Survivors of trauma and victimization, whether domestic violence, sexual assault or human trafficking have described one dynamic so frequently that I have come to believe that this dynamic is a universal experience of victimization. That dynamic is: isolation.
Isolation is the condition of being cut off by choice or circumstances from one’s friends, family, or support networks. In some circumstances, isolation is used as a tool by the abuser to ensure that the victim/survivor has limited options to leave the relationship. In other circumstances, survivors report feeling so changed by the traumatic event that they cannot envision a future where they remain connected in any way to their prior life, including in relationships with their support network. Yet, we know from cutting edge research on how the brain and body is affected by trauma that the most effective way to experience healing is through connection with people who are safe. Healing can happen in the context of supportive relationships without judgment.
One of the best ways we can support those we know going through a trauma and recovery process is by holding space for them. Holding space is a term for a process where a person or support network does not try to force the victim/survivor in any one direction in the healing process, but instead agrees to be present with love and care, as the survivor finds their own way. When we hold space for other people, we open our hearts, offer unconditional support, and let go of judgement and control.
Trauma survivors need a safe space, emotionally and physically, as well as time to do the internal work required for transformation. At a base level, the body needs the space and time to regain its capacity for self-regulation. Our brains and bodies were built to heal! Our attachment bonds are our greatest protection against any threat. Traumatized people recover in the context of relationships: with families, loved ones, friends, supportive employers, AA meetings, veteran’s organizations, religious communities, professional therapists and so on.
The role of these relationships is to provide physical and emotional safety, including safety from feeling shamed, admonished, or judged, and to bolster the courage to tolerate, face and process the reality of what has happened. Much of the wiring of our brain circuits is devoted to being in tune with others. Recovery from trauma involves (re)connecting with our fellow human beings. This is why trauma that has occurred within relationships is generally more difficult to treat than trauma from traffic accidents or natural disasters.
Survivors have to find someone they trust enough to simply be present with them. Dr. Bessel Van Der Kolk, who wrote the seminal text called The Body Keeps the Score states, “Feeling listened to and understood changes our physiology; being able to articulate a complex feeling, and having our feelings recognized, lights up our brain and creates an aha moment”.
The good news is that anyone can assist trauma survivors to have this aha moment! It does not require that one complete extensive training on trauma intervention practices in order to help those around us build and re-build resiliency. It requires that we intentionally listen with open hearts.
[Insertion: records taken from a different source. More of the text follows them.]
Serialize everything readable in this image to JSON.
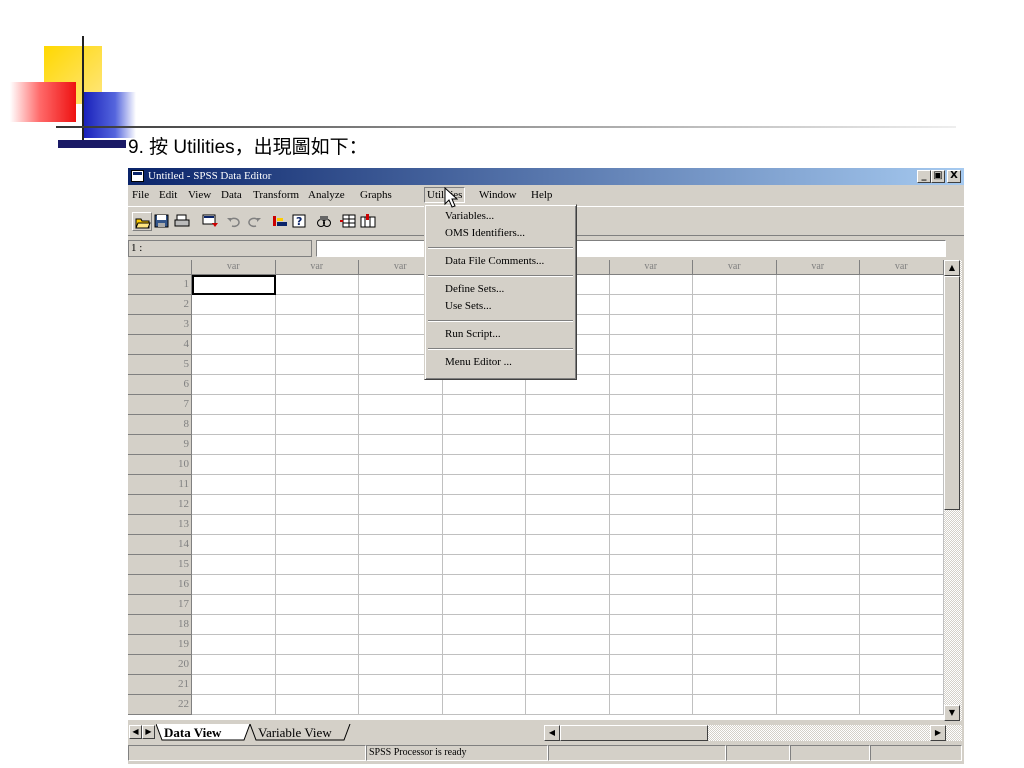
{
  "slide": {
    "title": "9. 按 Utilities，出現圖如下："
  },
  "window": {
    "title": "Untitled - SPSS Data Editor",
    "controls": {
      "minimize": "_",
      "restore": "▣",
      "close": "X"
    }
  },
  "menubar": {
    "items": [
      "File",
      "Edit",
      "View",
      "Data",
      "Transform",
      "Analyze",
      "Graphs",
      "Utilities",
      "Window",
      "Help"
    ],
    "active": "Utilities"
  },
  "utilities_menu": {
    "items": [
      "Variables...",
      "OMS Identifiers...",
      "Data File Comments...",
      "Define Sets...",
      "Use Sets...",
      "Run Script...",
      "Menu Editor ..."
    ]
  },
  "cellbar": {
    "reference": "1 :",
    "value": ""
  },
  "grid": {
    "column_header": "var",
    "columns": [
      "var",
      "var",
      "var",
      "var",
      "var",
      "var",
      "var",
      "var",
      "var"
    ],
    "rows": [
      "1",
      "2",
      "3",
      "4",
      "5",
      "6",
      "7",
      "8",
      "9",
      "10",
      "11",
      "12",
      "13",
      "14",
      "15",
      "16",
      "17",
      "18",
      "19",
      "20",
      "21",
      "22"
    ],
    "selected_cell": "1"
  },
  "tabs": {
    "items": [
      "Data View",
      "Variable View"
    ],
    "active": "Data View"
  },
  "status": {
    "message": "SPSS Processor  is ready"
  },
  "colors": {
    "title_gradient_start": "#0a246a",
    "title_gradient_end": "#a6caf0",
    "chrome": "#d4d0c8",
    "deco_yellow": "#ffcc00",
    "deco_red": "#ff3333",
    "deco_blue": "#2233cc"
  }
}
Offer the space and time for our loved one, friend, or co-worker to say or not say whatever they need. And it requires we validate for them, with empathy, that we will walk beside them through their journey, however winding and twisting that path may be.
Michelle McCormick, LMSW, is the Program Director for the YWCA’s Center for Safety and Empowerment.
Want to support the YWCA Northeast Kansas’ crucial programs for survivors in our Center for Safety and Empowerment? Join us on Saturday, April 6th at 6:30 PM at the historic Jayhawk Theatre for the 2019 Concealed Revealed Art Auction. Purchase your tickets here.